QuickBird

QuickBird

The Ball Aerospace Global Imaging System 2000 provides one-meter class panchromatic and four-meter class multispectral imagery over a broad area.

 

Overview

Launched in October 2001, Ball Aerospace’s QuickBird remote imaging satellite retired from the DigitalGlobe Remote Sensing Constellation in January 2015. The satellite, which far exceeded its five-year design life, de-orbited successfully after making 70,000 trips around the Earth during its more than 13 years on orbit.

Quickbird was designed and built by Ball Aerospace for DigitalGlobe and provided the highest resolution Earth imagery that was commercially available at the time it launched.

QuickBird was Ball’s first venture into the commercial spacecraft market, and became the basis for the development and maturation of the company’s highly successful Commercial Space Operations business unit. QuickBird demonstrates the longevity and reliability of spacecraft and instruments built by Ball for the fixed-price market.

Our Role

Ball Aerospace designed, fabricated, integrated and tested the total space segment consisting of a spacecraft bus and 61-centimeter imaging instrument aboard the pioneering satellite. QuickBird was able to identify images as small as 2 feet.

Built on a firm, fixed-price contract, QuickBird used the Ball Commercial Platform 2000 to capture 61 centimeter (black and white) and 2.4 meter multispectral (color) digital images of Earth’s surface. QuickBird circled the globe 450 km (about 280 miles) above Earth while the Ball high-resolution camera gathered images of the Earth’s surface during daylight hours. The world-class images have contributed significantly to mapping, agricultural and urban planning, weather research and military surveillance.

Ball and DigitalGlobe have continued to team on three additional remote sensing satellites with advanced capabilities: WorldView-1, WorldView-2 and WorldView-3.

 

BHRC

Ball Aerospace's High-resolution Camera 60 is an Earth-imaging system that is capable of imaging a strip of the Earth's surface between 14 and 34 kilometers wide.

 

 

Quickbird image of Bangkok

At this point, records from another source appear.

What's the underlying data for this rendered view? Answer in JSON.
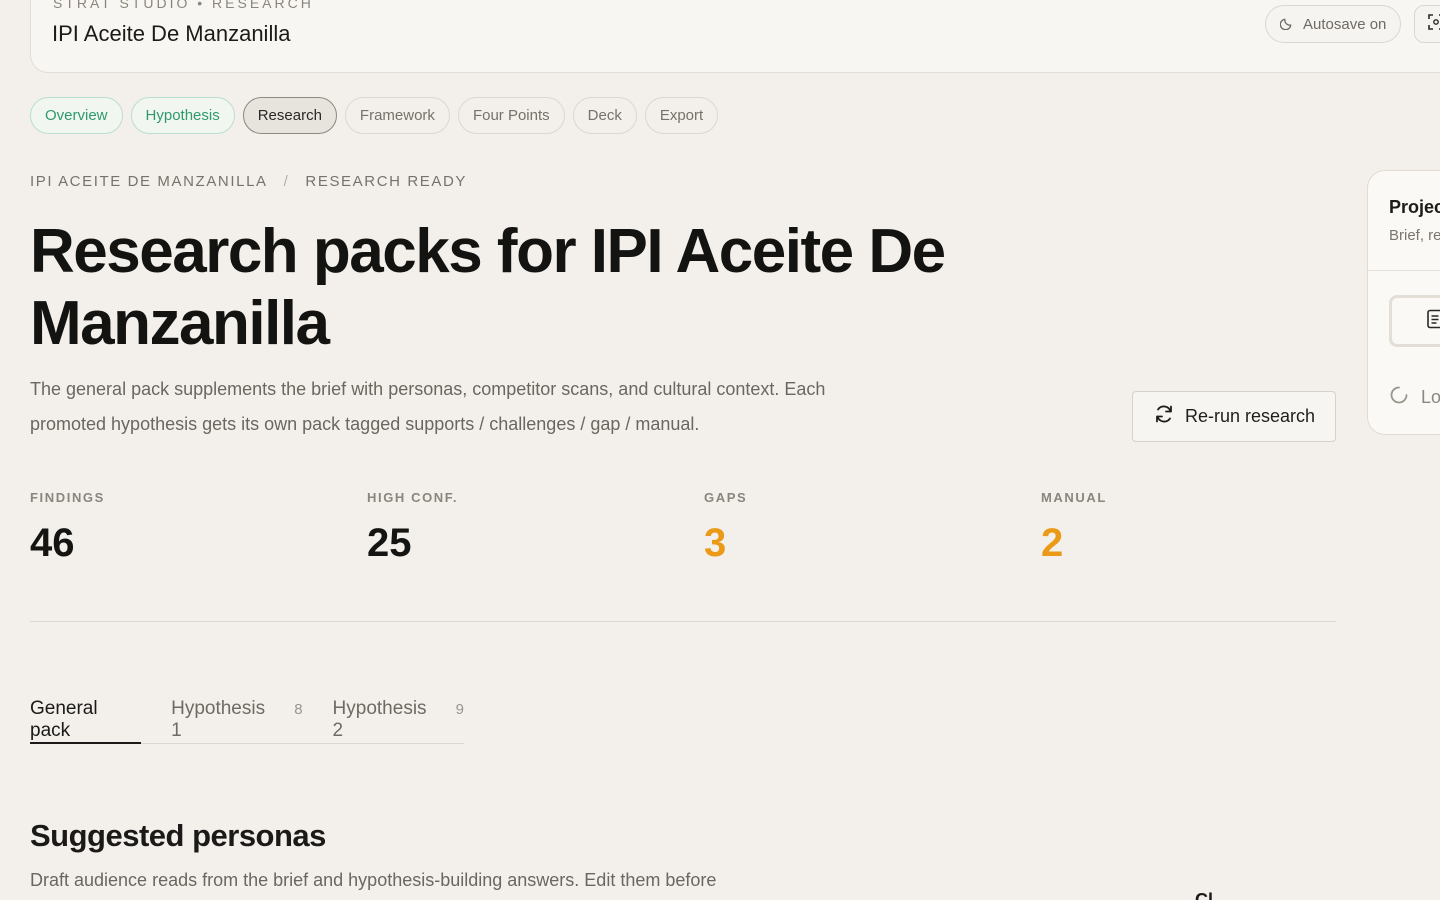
{
  "topbar": {
    "eyebrow": "STRAT STUDIO  •  RESEARCH",
    "title": "IPI Aceite De Manzanilla",
    "autosave": "Autosave on",
    "autosave_icon": "moon-icon",
    "expand_icon": "expand-icon"
  },
  "tabs": [
    {
      "label": "Overview",
      "state": "done"
    },
    {
      "label": "Hypothesis",
      "state": "done"
    },
    {
      "label": "Research",
      "state": "active"
    },
    {
      "label": "Framework",
      "state": "pending"
    },
    {
      "label": "Four Points",
      "state": "pending"
    },
    {
      "label": "Deck",
      "state": "pending"
    },
    {
      "label": "Export",
      "state": "pending"
    }
  ],
  "breadcrumb": {
    "project": "IPI ACEITE DE MANZANILLA",
    "separator": "/",
    "status": "RESEARCH READY"
  },
  "heading": "Research packs for IPI Aceite De Manzanilla",
  "description": "The general pack supplements the brief with personas, competitor scans, and cultural context. Each promoted hypothesis gets its own pack tagged supports / challenges / gap / manual.",
  "rerun_button": {
    "label": "Re-run research",
    "icon": "refresh-icon"
  },
  "stats": [
    {
      "label": "FINDINGS",
      "value": "46",
      "tone": "normal"
    },
    {
      "label": "HIGH CONF.",
      "value": "25",
      "tone": "normal"
    },
    {
      "label": "GAPS",
      "value": "3",
      "tone": "warn"
    },
    {
      "label": "MANUAL",
      "value": "2",
      "tone": "warn"
    }
  ],
  "pack_tabs": [
    {
      "label": "General pack",
      "count": ""
    },
    {
      "label": "Hypothesis 1",
      "count": "8"
    },
    {
      "label": "Hypothesis 2",
      "count": "9"
    }
  ],
  "section": {
    "title": "Suggested personas",
    "description": "Draft audience reads from the brief and hypothesis-building answers. Edit them before"
  },
  "side_panel": {
    "title": "Projec",
    "subtitle": "Brief, re",
    "doc_icon": "document-icon",
    "loading": "Lo",
    "loading_icon": "spinner-icon"
  },
  "cut_text": "Cl",
  "colors": {
    "background": "#f3f0eb",
    "accent_green": "#2f9a6a",
    "warn_orange": "#eb9a18",
    "text": "#131311"
  }
}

Royal Grand Palace Detail
This full-resolution 61-centimeter panchromatic image of a portion of the Royal Grand Palace shows the level of detail attainable from QuickBird imagery. Key identifiable features are the elaborate roof structures, individual shrubs in the landscaping to the right of the palace, and individual people on the road above and to the left of the palace. Image courtesy of DigitalGlobe.

 

Quickbird image of Washington Monument

Washington Monument
This natural color 61-centimeter resolution pan sharpened image of the Washington Monument is a full resolution image that shows the National Mall area. Image courtesy of DigitalGlobe.

Programs

CALIPSO

CloudSat

DSCOVR

EPOXI/Deep Impact

GEMS

GEO-TASO

GDPAA

GMI

Guardian

Green Propellant Infusion Mission

HiRISE

Hubble Space Telescope

James Webb Space Telescope

JPSS

F-35/Lightning II

K2/Kepler

Landsat 8

Mast-Mounted Sight

Mk 20 Camera

New Horizons/Ralph

OMPS

Orion

QuickBird

QuikSCAT

Replicated Diffractive Optics/MOIRE

SAGE

SAM

SBSS

SBUV/2

Seasparrow

Sentinel

Spitzer

STORRM

STP-SIV

Suomi NPP

TEMPO

WISE

WorldView spacecraft series

WorldView-1

WorldView-2

WorldView-3